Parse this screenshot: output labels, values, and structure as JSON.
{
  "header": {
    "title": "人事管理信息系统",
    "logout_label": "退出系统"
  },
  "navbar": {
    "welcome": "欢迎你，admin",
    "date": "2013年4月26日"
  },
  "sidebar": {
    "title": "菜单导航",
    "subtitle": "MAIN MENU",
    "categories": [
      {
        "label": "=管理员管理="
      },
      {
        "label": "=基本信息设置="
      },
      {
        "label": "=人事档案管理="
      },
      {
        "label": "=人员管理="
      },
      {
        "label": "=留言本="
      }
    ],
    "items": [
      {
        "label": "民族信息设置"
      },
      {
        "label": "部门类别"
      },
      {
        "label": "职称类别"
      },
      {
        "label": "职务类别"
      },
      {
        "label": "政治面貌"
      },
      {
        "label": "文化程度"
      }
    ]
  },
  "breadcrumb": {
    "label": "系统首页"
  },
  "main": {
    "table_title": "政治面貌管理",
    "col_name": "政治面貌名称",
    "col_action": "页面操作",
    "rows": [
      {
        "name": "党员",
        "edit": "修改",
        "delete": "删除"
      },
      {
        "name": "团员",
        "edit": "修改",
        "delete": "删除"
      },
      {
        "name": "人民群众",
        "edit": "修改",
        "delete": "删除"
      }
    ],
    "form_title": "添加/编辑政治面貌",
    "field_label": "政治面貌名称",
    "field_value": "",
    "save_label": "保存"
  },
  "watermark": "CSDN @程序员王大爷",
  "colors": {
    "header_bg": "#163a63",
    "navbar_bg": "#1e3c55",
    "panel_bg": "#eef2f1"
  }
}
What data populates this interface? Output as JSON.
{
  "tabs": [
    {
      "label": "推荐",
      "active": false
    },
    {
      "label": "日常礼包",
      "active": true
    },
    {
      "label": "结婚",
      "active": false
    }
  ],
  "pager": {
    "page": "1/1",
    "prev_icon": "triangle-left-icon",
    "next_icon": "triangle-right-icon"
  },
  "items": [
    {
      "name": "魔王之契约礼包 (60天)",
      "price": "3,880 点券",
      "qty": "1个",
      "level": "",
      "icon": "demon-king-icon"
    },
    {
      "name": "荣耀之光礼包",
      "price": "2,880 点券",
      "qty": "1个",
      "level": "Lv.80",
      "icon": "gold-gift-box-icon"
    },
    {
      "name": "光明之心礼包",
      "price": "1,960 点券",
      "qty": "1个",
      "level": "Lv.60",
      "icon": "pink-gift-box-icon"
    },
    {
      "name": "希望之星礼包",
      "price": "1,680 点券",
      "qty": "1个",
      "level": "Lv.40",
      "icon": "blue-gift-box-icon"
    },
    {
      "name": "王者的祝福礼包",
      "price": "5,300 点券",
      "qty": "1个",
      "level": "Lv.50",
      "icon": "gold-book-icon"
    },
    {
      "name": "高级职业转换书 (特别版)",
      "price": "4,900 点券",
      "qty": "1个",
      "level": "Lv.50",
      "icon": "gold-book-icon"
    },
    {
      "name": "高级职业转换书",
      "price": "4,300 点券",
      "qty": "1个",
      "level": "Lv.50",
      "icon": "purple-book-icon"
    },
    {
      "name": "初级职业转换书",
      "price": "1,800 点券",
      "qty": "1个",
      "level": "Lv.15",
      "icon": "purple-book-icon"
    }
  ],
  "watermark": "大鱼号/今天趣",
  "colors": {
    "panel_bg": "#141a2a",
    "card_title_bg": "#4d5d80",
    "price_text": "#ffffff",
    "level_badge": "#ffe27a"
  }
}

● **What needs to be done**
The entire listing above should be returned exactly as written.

● **Task response**
Parse this screenshot: output labels, values, and structure as JSON.
{
  "header": {
    "title": "人事管理信息系统",
    "logout_label": "退出系统"
  },
  "navbar": {
    "welcome": "欢迎你，admin",
    "date": "2013年4月26日"
  },
  "sidebar": {
    "title": "菜单导航",
    "subtitle": "MAIN MENU",
    "categories": [
      {
        "label": "=管理员管理="
      },
      {
        "label": "=基本信息设置="
      },
      {
        "label": "=人事档案管理="
      },
      {
        "label": "=人员管理="
      },
      {
        "label": "=留言本="
      }
    ],
    "items": [
      {
        "label": "民族信息设置"
      },
      {
        "label": "部门类别"
      },
      {
        "label": "职称类别"
      },
      {
        "label": "职务类别"
      },
      {
        "label": "政治面貌"
      },
      {
        "label": "文化程度"
      }
    ]
  },
  "breadcrumb": {
    "label": "系统首页"
  },
  "main": {
    "table_title": "政治面貌管理",
    "col_name": "政治面貌名称",
    "col_action": "页面操作",
    "rows": [
      {
        "name": "党员",
        "edit": "修改",
        "delete": "删除"
      },
      {
        "name": "团员",
        "edit": "修改",
        "delete": "删除"
      },
      {
        "name": "人民群众",
        "edit": "修改",
        "delete": "删除"
      }
    ],
    "form_title": "添加/编辑政治面貌",
    "field_label": "政治面貌名称",
    "field_value": "",
    "save_label": "保存"
  },
  "watermark": "CSDN @程序员王大爷",
  "colors": {
    "header_bg": "#163a63",
    "navbar_bg": "#1e3c55",
    "panel_bg": "#eef2f1"
  }
}
What data populates this interface? Output as JSON.
{
  "tabs": [
    {
      "label": "推荐",
      "active": false
    },
    {
      "label": "日常礼包",
      "active": true
    },
    {
      "label": "结婚",
      "active": false
    }
  ],
  "pager": {
    "page": "1/1",
    "prev_icon": "triangle-left-icon",
    "next_icon": "triangle-right-icon"
  },
  "items": [
    {
      "name": "魔王之契约礼包 (60天)",
      "price": "3,880 点券",
      "qty": "1个",
      "level": "",
      "icon": "demon-king-icon"
    },
    {
      "name": "荣耀之光礼包",
      "price": "2,880 点券",
      "qty": "1个",
      "level": "Lv.80",
      "icon": "gold-gift-box-icon"
    },
    {
      "name": "光明之心礼包",
      "price": "1,960 点券",
      "qty": "1个",
      "level": "Lv.60",
      "icon": "pink-gift-box-icon"
    },
    {
      "name": "希望之星礼包",
      "price": "1,680 点券",
      "qty": "1个",
      "level": "Lv.40",
      "icon": "blue-gift-box-icon"
    },
    {
      "name": "王者的祝福礼包",
      "price": "5,300 点券",
      "qty": "1个",
      "level": "Lv.50",
      "icon": "gold-book-icon"
    },
    {
      "name": "高级职业转换书 (特别版)",
      "price": "4,900 点券",
      "qty": "1个",
      "level": "Lv.50",
      "icon": "gold-book-icon"
    },
    {
      "name": "高级职业转换书",
      "price": "4,300 点券",
      "qty": "1个",
      "level": "Lv.50",
      "icon": "purple-book-icon"
    },
    {
      "name": "初级职业转换书",
      "price": "1,800 点券",
      "qty": "1个",
      "level": "Lv.15",
      "icon": "purple-book-icon"
    }
  ],
  "watermark": "大鱼号/今天趣",
  "colors": {
    "panel_bg": "#141a2a",
    "card_title_bg": "#4d5d80",
    "price_text": "#ffffff",
    "level_badge": "#ffe27a"
  }
}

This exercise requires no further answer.